— INSTRUCTIONS TO FOLLOW —
Copy the complete listing that follows, letter for letter.

((

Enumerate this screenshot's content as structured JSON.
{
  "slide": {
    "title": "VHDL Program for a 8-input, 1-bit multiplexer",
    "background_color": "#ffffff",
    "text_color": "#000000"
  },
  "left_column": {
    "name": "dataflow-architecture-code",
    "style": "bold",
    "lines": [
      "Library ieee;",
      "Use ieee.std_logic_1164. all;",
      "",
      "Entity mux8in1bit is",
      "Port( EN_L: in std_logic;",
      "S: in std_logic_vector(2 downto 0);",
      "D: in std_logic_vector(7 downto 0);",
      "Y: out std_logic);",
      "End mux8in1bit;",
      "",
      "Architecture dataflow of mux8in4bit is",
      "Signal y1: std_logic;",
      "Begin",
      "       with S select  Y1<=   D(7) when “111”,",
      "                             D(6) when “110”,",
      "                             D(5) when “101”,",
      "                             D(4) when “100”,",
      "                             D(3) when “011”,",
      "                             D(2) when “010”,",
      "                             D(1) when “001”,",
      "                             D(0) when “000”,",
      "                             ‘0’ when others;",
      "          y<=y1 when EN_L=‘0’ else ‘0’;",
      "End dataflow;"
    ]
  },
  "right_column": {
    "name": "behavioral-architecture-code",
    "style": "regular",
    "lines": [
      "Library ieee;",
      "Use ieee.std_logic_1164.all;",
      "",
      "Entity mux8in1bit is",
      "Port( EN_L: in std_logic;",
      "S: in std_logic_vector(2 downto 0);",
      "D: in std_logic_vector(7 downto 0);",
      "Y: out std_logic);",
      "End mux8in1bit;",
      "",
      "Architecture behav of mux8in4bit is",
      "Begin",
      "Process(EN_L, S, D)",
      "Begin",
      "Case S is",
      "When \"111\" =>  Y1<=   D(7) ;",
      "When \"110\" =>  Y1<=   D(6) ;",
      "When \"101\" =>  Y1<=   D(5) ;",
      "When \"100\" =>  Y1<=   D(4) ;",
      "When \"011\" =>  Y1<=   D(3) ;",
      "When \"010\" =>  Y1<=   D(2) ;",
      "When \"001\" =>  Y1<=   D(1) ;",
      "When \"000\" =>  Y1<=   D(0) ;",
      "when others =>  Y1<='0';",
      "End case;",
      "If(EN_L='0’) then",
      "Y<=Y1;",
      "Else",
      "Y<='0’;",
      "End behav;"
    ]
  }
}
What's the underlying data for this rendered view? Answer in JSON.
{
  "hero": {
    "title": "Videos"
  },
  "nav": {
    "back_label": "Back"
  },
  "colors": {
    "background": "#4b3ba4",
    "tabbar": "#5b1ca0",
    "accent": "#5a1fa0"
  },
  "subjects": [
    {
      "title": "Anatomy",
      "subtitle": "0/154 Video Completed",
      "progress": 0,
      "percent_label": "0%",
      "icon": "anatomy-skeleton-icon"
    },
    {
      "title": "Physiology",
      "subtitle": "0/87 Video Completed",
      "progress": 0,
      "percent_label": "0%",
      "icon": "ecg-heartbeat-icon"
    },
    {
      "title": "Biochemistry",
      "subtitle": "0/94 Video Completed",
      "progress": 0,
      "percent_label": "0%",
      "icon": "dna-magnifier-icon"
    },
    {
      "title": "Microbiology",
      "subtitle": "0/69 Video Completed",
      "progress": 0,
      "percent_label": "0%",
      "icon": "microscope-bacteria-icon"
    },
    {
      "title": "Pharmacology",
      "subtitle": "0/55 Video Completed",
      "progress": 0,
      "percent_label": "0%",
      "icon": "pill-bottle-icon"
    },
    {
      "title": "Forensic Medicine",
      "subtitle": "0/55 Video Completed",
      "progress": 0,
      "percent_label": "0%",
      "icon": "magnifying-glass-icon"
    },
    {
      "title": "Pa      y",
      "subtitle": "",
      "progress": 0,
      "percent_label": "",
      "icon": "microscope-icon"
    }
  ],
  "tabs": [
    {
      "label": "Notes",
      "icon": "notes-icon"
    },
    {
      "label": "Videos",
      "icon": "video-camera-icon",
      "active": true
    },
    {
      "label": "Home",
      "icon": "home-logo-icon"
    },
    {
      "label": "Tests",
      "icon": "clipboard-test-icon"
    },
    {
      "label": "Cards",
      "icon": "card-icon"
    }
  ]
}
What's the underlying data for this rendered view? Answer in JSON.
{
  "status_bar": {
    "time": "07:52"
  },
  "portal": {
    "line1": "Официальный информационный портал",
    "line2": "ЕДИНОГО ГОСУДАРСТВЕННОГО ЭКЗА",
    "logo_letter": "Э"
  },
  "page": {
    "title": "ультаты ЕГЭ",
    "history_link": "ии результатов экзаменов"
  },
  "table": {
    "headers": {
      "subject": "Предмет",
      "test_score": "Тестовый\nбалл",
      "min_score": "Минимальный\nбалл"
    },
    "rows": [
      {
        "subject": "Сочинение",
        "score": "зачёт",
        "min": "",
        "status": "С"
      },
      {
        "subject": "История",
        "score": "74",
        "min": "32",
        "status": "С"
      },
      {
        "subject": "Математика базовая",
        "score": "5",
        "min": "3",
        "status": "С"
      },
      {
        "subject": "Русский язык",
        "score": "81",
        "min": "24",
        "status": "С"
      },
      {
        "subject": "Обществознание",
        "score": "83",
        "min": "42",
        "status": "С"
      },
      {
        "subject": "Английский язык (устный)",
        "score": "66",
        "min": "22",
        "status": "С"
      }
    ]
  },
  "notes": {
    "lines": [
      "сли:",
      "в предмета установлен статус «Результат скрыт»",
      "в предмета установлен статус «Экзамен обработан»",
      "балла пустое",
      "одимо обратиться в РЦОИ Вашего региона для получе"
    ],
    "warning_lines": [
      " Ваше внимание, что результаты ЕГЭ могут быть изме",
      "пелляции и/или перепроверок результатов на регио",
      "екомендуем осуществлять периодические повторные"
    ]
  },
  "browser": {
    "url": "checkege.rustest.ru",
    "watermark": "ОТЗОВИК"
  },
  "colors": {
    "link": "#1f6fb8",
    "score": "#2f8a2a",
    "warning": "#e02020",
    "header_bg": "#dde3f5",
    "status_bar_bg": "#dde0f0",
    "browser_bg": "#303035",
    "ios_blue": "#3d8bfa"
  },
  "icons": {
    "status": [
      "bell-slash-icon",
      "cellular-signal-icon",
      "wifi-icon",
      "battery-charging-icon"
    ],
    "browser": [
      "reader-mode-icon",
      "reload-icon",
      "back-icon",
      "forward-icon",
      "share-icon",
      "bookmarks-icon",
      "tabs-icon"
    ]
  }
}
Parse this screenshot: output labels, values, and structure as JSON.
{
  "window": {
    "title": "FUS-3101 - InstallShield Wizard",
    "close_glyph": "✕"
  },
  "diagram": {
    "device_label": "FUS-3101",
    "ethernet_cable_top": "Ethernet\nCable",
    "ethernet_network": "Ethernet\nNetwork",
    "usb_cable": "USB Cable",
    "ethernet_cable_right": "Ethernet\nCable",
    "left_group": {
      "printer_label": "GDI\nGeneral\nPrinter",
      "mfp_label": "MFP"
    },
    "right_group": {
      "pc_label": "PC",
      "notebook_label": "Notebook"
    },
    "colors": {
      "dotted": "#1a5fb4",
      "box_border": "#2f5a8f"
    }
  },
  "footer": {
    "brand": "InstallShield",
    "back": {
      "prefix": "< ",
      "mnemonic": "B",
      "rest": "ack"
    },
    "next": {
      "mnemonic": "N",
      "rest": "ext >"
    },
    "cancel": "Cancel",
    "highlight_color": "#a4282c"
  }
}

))

— WRITTEN ANSWER —
Enumerate this screenshot's content as structured JSON.
{
  "slide": {
    "title": "VHDL Program for a 8-input, 1-bit multiplexer",
    "background_color": "#ffffff",
    "text_color": "#000000"
  },
  "left_column": {
    "name": "dataflow-architecture-code",
    "style": "bold",
    "lines": [
      "Library ieee;",
      "Use ieee.std_logic_1164. all;",
      "",
      "Entity mux8in1bit is",
      "Port( EN_L: in std_logic;",
      "S: in std_logic_vector(2 downto 0);",
      "D: in std_logic_vector(7 downto 0);",
      "Y: out std_logic);",
      "End mux8in1bit;",
      "",
      "Architecture dataflow of mux8in4bit is",
      "Signal y1: std_logic;",
      "Begin",
      "       with S select  Y1<=   D(7) when “111”,",
      "                             D(6) when “110”,",
      "                             D(5) when “101”,",
      "                             D(4) when “100”,",
      "                             D(3) when “011”,",
      "                             D(2) when “010”,",
      "                             D(1) when “001”,",
      "                             D(0) when “000”,",
      "                             ‘0’ when others;",
      "          y<=y1 when EN_L=‘0’ else ‘0’;",
      "End dataflow;"
    ]
  },
  "right_column": {
    "name": "behavioral-architecture-code",
    "style": "regular",
    "lines": [
      "Library ieee;",
      "Use ieee.std_logic_1164.all;",
      "",
      "Entity mux8in1bit is",
      "Port( EN_L: in std_logic;",
      "S: in std_logic_vector(2 downto 0);",
      "D: in std_logic_vector(7 downto 0);",
      "Y: out std_logic);",
      "End mux8in1bit;",
      "",
      "Architecture behav of mux8in4bit is",
      "Begin",
      "Process(EN_L, S, D)",
      "Begin",
      "Case S is",
      "When \"111\" =>  Y1<=   D(7) ;",
      "When \"110\" =>  Y1<=   D(6) ;",
      "When \"101\" =>  Y1<=   D(5) ;",
      "When \"100\" =>  Y1<=   D(4) ;",
      "When \"011\" =>  Y1<=   D(3) ;",
      "When \"010\" =>  Y1<=   D(2) ;",
      "When \"001\" =>  Y1<=   D(1) ;",
      "When \"000\" =>  Y1<=   D(0) ;",
      "when others =>  Y1<='0';",
      "End case;",
      "If(EN_L='0’) then",
      "Y<=Y1;",
      "Else",
      "Y<='0’;",
      "End behav;"
    ]
  }
}
What's the underlying data for this rendered view? Answer in JSON.
{
  "hero": {
    "title": "Videos"
  },
  "nav": {
    "back_label": "Back"
  },
  "colors": {
    "background": "#4b3ba4",
    "tabbar": "#5b1ca0",
    "accent": "#5a1fa0"
  },
  "subjects": [
    {
      "title": "Anatomy",
      "subtitle": "0/154 Video Completed",
      "progress": 0,
      "percent_label": "0%",
      "icon": "anatomy-skeleton-icon"
    },
    {
      "title": "Physiology",
      "subtitle": "0/87 Video Completed",
      "progress": 0,
      "percent_label": "0%",
      "icon": "ecg-heartbeat-icon"
    },
    {
      "title": "Biochemistry",
      "subtitle": "0/94 Video Completed",
      "progress": 0,
      "percent_label": "0%",
      "icon": "dna-magnifier-icon"
    },
    {
      "title": "Microbiology",
      "subtitle": "0/69 Video Completed",
      "progress": 0,
      "percent_label": "0%",
      "icon": "microscope-bacteria-icon"
    },
    {
      "title": "Pharmacology",
      "subtitle": "0/55 Video Completed",
      "progress": 0,
      "percent_label": "0%",
      "icon": "pill-bottle-icon"
    },
    {
      "title": "Forensic Medicine",
      "subtitle": "0/55 Video Completed",
      "progress": 0,
      "percent_label": "0%",
      "icon": "magnifying-glass-icon"
    },
    {
      "title": "Pa      y",
      "subtitle": "",
      "progress": 0,
      "percent_label": "",
      "icon": "microscope-icon"
    }
  ],
  "tabs": [
    {
      "label": "Notes",
      "icon": "notes-icon"
    },
    {
      "label": "Videos",
      "icon": "video-camera-icon",
      "active": true
    },
    {
      "label": "Home",
      "icon": "home-logo-icon"
    },
    {
      "label": "Tests",
      "icon": "clipboard-test-icon"
    },
    {
      "label": "Cards",
      "icon": "card-icon"
    }
  ]
}
What's the underlying data for this rendered view? Answer in JSON.
{
  "status_bar": {
    "time": "07:52"
  },
  "portal": {
    "line1": "Официальный информационный портал",
    "line2": "ЕДИНОГО ГОСУДАРСТВЕННОГО ЭКЗА",
    "logo_letter": "Э"
  },
  "page": {
    "title": "ультаты ЕГЭ",
    "history_link": "ии результатов экзаменов"
  },
  "table": {
    "headers": {
      "subject": "Предмет",
      "test_score": "Тестовый\nбалл",
      "min_score": "Минимальный\nбалл"
    },
    "rows": [
      {
        "subject": "Сочинение",
        "score": "зачёт",
        "min": "",
        "status": "С"
      },
      {
        "subject": "История",
        "score": "74",
        "min": "32",
        "status": "С"
      },
      {
        "subject": "Математика базовая",
        "score": "5",
        "min": "3",
        "status": "С"
      },
      {
        "subject": "Русский язык",
        "score": "81",
        "min": "24",
        "status": "С"
      },
      {
        "subject": "Обществознание",
        "score": "83",
        "min": "42",
        "status": "С"
      },
      {
        "subject": "Английский язык (устный)",
        "score": "66",
        "min": "22",
        "status": "С"
      }
    ]
  },
  "notes": {
    "lines": [
      "сли:",
      "в предмета установлен статус «Результат скрыт»",
      "в предмета установлен статус «Экзамен обработан»",
      "балла пустое",
      "одимо обратиться в РЦОИ Вашего региона для получе"
    ],
    "warning_lines": [
      " Ваше внимание, что результаты ЕГЭ могут быть изме",
      "пелляции и/или перепроверок результатов на регио",
      "екомендуем осуществлять периодические повторные"
    ]
  },
  "browser": {
    "url": "checkege.rustest.ru",
    "watermark": "ОТЗОВИК"
  },
  "colors": {
    "link": "#1f6fb8",
    "score": "#2f8a2a",
    "warning": "#e02020",
    "header_bg": "#dde3f5",
    "status_bar_bg": "#dde0f0",
    "browser_bg": "#303035",
    "ios_blue": "#3d8bfa"
  },
  "icons": {
    "status": [
      "bell-slash-icon",
      "cellular-signal-icon",
      "wifi-icon",
      "battery-charging-icon"
    ],
    "browser": [
      "reader-mode-icon",
      "reload-icon",
      "back-icon",
      "forward-icon",
      "share-icon",
      "bookmarks-icon",
      "tabs-icon"
    ]
  }
}
Parse this screenshot: output labels, values, and structure as JSON.
{
  "window": {
    "title": "FUS-3101 - InstallShield Wizard",
    "close_glyph": "✕"
  },
  "diagram": {
    "device_label": "FUS-3101",
    "ethernet_cable_top": "Ethernet\nCable",
    "ethernet_network": "Ethernet\nNetwork",
    "usb_cable": "USB Cable",
    "ethernet_cable_right": "Ethernet\nCable",
    "left_group": {
      "printer_label": "GDI\nGeneral\nPrinter",
      "mfp_label": "MFP"
    },
    "right_group": {
      "pc_label": "PC",
      "notebook_label": "Notebook"
    },
    "colors": {
      "dotted": "#1a5fb4",
      "box_border": "#2f5a8f"
    }
  },
  "footer": {
    "brand": "InstallShield",
    "back": {
      "prefix": "< ",
      "mnemonic": "B",
      "rest": "ack"
    },
    "next": {
      "mnemonic": "N",
      "rest": "ext >"
    },
    "cancel": "Cancel",
    "highlight_color": "#a4282c"
  }
}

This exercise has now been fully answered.